Jones headlines the second Blues and Brews Festival at the Amphitheater, with fellow acts Mel Waiters, Shirley Brown, T.K. Soul, O.B. Buchana and Lacee. The fest features a beer garden from 5:30-7:30 p.m., where attendees can enjoy free samples of new beers.
The Birmingham-raised Jones, a Crimson Tide fan, is more than happy to make a second stop to the festival after what he called an electrifying performance at last year’s Blues and Brews. Jones has made a name for himself since arriving on the scene in 2000 with hits like “Is There Anybody Lonely,” “Friday” and “Just Can’t Let Go.”
“My act is staying pretty on the stage and making the girls scream,” Jones said. “It gives me an adrenaline rush, making something sexy on stage that the women love.”
Jones might have taken a page from soul singer Marvin Sease’s book. Sease, nicknamed “The Candy Licker” and known for his racy lyrics and passionate female audience, helped guide Jones early in his career. Before Jones hit it big, he toured with Sease for 7½ years and said The Candy Licker taught him everything he knows.
Jones describes his music as a gumbo pot, and he’s avoided falling under one specific genre.
“When I decided to first get off into it, I loved the blues,” Jones said. “But I thought everybody’s singing blues and everybody’s singing R&B, what if I take a mixture with it? I was just kind of joking, but I tried it and ladies loved it.”
Little more than a decade later after that first musical gumbo pot, Jones now headlines T-Town’s Blues and Brews Fest with legends like Shirley Brown. But for Jones, it’s like playing with family, since most of the lineup performs regularly together in festivals and tours like the “Blues is Alright” event every year.
Despite his success, Jones will still always be the young guy to his peers.
“It’s weird when Bobby Blue Bland’s tapping you on the back of your head saying ‘Hey youngster,’ but they’ve taught me how to sustain a career,” Jones said.
Jade Nicole, DJ and News and Public Relations Director at WTUG, said the station’s audience is very excited for Sir Charles Jones and the festival’s return. The “R&B and Old-School” station helped host last year’s Blues and Brews Fest, and Nicole is happy the turnout of last year’s helped bring a second installment.
“I liked the audience interaction,” Nicole said. “They seemed very interested in the show.
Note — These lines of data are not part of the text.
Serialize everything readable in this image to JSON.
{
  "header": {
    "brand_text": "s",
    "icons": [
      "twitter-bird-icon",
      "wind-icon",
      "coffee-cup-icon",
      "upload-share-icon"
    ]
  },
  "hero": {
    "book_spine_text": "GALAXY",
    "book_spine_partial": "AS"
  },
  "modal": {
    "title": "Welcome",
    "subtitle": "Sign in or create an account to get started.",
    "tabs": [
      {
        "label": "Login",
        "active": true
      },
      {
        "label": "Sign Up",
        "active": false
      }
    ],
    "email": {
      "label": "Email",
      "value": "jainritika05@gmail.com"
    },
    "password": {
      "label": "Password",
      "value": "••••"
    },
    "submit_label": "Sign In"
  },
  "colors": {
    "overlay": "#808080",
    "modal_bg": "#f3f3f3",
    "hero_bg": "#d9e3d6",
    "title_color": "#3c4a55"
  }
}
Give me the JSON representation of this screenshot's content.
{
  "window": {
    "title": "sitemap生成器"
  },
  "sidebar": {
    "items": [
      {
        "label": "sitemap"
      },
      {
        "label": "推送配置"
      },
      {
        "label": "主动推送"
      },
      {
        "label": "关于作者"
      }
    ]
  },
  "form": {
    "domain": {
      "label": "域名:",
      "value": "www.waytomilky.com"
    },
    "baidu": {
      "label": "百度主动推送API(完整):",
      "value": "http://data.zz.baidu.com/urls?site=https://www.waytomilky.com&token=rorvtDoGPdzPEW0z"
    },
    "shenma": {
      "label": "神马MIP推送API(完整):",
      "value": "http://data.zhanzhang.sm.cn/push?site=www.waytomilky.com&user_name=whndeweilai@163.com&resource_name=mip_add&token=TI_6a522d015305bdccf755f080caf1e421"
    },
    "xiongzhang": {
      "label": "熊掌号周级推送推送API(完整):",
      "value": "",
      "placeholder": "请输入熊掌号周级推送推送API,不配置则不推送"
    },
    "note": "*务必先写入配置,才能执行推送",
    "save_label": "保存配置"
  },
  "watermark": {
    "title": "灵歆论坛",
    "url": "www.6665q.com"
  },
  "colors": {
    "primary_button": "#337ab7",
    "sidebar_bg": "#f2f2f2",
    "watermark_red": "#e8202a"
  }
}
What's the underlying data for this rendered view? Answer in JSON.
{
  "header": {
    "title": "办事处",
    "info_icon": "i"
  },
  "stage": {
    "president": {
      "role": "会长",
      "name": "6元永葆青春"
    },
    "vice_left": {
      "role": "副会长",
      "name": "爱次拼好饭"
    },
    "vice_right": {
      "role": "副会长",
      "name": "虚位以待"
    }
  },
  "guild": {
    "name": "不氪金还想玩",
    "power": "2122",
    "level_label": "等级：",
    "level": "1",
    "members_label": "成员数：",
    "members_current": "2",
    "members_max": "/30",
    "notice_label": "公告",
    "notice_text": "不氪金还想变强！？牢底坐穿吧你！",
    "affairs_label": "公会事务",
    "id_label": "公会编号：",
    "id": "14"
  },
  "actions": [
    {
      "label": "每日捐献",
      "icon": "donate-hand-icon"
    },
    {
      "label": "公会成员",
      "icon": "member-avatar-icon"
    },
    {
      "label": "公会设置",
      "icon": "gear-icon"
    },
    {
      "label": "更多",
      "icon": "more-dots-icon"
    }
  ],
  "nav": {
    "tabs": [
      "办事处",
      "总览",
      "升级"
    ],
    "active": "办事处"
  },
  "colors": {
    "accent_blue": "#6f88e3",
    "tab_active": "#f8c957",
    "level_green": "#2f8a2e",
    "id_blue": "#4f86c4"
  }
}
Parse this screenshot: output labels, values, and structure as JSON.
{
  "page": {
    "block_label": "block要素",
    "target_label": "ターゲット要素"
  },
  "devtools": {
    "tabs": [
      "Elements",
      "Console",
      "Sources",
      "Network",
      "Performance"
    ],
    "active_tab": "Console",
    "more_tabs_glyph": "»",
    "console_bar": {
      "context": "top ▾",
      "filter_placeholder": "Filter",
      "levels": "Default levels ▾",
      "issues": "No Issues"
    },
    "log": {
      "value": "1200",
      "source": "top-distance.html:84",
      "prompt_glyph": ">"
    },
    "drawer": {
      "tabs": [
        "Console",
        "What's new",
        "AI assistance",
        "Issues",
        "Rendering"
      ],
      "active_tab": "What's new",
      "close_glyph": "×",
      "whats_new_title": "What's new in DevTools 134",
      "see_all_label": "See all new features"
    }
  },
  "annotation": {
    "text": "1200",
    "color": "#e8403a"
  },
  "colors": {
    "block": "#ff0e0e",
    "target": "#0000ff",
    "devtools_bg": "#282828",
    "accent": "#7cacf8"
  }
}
T.K. Soul had a line dance to go into the show, with the audience from the first couple of rows.”
Nicole said she’s most excited to see Lacee, one of the newer faces on the scene, and to be able to do so in Tuscaloosa.
“We don’t really have many venues for artists here in town, but the Amphitheater has turned out to be a great venue, and people love to have an outdoor blues festival,” Nicole said.
The Alabama Blues Project is a non-profit organization started in 1995 to promote and preserve Alabama blues through camps, after-school programs, and many other projects. ABP co-founder and former executive director Bond said she’s happy to see the Amphitheater’s support of the blues, and particularly soul blues, which can get overlooked.
“I’ve personally been a big fan of Shirley Brown for forever,” Bond said. “She’s wonderful. She’s definitely one of those soul blues ballad singers, probably most famous for her song ‘Woman to Woman.’
“The blues is alive and well, but still doesn’t get the recognition it deserves.”
Bond said the blues are there, if you know where to look for them. Right now, you can head up to Florence for its annual W.C. Handy Festival this month, or over to Bessemer to Gip’s Place, a historic juke joint run by an 83-year-old man.
“It’s like the world is slowly but surely realizing we have this rich blues heritage and all kinds of great musicians,” Bond said.
If you don’t want to leave Tuscaloosa to get your blues fix, the Amphitheater’s got you covered. In addition to the Blues and Brews Fest, the legendary B.B. King and Tedeschi Trucks Band, which won a Grammy for its debut album, make a stop on Aug. 25.
Tickets are still on sale for Saturday’s Blues and Brews Fest. They currently run $16.75, $30.75 and $40.75, but the day of the show, prices will go up to $25.25, $35.25 and $45.25.
The prices include both the music and the free brews, the latter of which has Sir Charles’ support.
“Sit down, let your problems sit aside, drink a little beer, maybe a little Jack Daniels, and enjoy yourself,” Jones said. “You can escape the world, and leave your problems behind, hear and feel what you want to feel.”